The Nevada Athletic Commission hearing on 10/10 may be the biggest one of the year. That is the hearing at this point for the drug test failure of both Jon Jones and Brock Lesnar (which could have pro wrestling ramifications in the sense in states where commissions license wrestlers he’d be on the suspended list if there was a commission ordered suspension) as well as the bottle throwing incident at the McGregor/Diaz press conference. The latter will probably have some strong sanctions.
UFC Middleweight Division

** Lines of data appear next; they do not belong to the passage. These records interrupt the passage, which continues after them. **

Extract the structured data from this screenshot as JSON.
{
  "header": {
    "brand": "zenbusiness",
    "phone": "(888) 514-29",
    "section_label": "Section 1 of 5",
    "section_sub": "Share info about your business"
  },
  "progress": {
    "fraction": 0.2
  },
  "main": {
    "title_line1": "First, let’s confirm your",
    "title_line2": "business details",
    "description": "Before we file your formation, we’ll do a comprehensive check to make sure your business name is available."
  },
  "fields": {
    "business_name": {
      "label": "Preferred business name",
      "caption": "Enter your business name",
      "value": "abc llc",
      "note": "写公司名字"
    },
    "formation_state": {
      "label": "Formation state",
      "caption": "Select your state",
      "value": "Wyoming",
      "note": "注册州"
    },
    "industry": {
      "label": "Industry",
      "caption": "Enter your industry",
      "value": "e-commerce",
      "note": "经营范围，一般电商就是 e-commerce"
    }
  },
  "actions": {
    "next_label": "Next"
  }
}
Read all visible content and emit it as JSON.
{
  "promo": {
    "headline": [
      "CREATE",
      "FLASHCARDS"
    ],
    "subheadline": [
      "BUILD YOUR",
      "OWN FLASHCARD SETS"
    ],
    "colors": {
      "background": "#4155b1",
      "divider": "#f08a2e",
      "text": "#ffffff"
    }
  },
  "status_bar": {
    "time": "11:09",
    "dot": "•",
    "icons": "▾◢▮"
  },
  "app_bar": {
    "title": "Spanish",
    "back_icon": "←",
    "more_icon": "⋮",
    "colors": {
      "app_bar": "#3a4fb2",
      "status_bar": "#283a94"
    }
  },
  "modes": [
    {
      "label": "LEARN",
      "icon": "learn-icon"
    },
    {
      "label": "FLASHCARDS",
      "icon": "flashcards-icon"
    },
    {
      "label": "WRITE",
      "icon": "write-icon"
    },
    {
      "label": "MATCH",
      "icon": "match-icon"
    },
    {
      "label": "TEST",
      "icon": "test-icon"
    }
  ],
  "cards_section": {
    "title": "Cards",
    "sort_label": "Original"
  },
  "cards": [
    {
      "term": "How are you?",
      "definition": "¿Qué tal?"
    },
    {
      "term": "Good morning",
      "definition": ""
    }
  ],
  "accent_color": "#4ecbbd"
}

UFC must have made an offer worthwhile financially to Luke Rockhold this week since he agreed to a fight with Ronaldo Jacare Souza as the main event of an 11/26 show in Melbourne, the company’s second show in the market. This announcement would indicate a Chris Weidman vs. Yoel Romero fight, with Madison Square Garden on 11/12 being the most likely date since it’s well known they were looking for a big Weidman fight on that show. UFC sources have indicated that’s a likely direction and Romero on Instagram announced he was fighting Weidman on that show, before taking down his post some time later. If Dan Henderson wins the title and retires, the winner of those two fights would become champion. If Henderson doesn’t retire or Bisping wins, then the most impressive winner of those two fights will have the leg up for a title shot. But if Bisping wins, there is also still; the chance of Bisping vs. Georges St-Pierre, which would be a huge money fight and both Bisping and St-Pierre have indicated interest in it.
MSG Show Building
Add Donald Cerrone vs. Kelvin Gastelum for 11/12 in Madison Square Garden after Robbie Lawler pulled out of that show. Gastelum was originally to face Jorge Masvidal on 11/5 in Mexico City. They are working on a new opponent for Masvidal.
Also added to the MSG show is Gian Villante, of Long Island, against Marcos Rogerio de Lima. Rashad Evans vs. Tim Kennedy is also being worked on for that show. Evans is originally from upstate New York.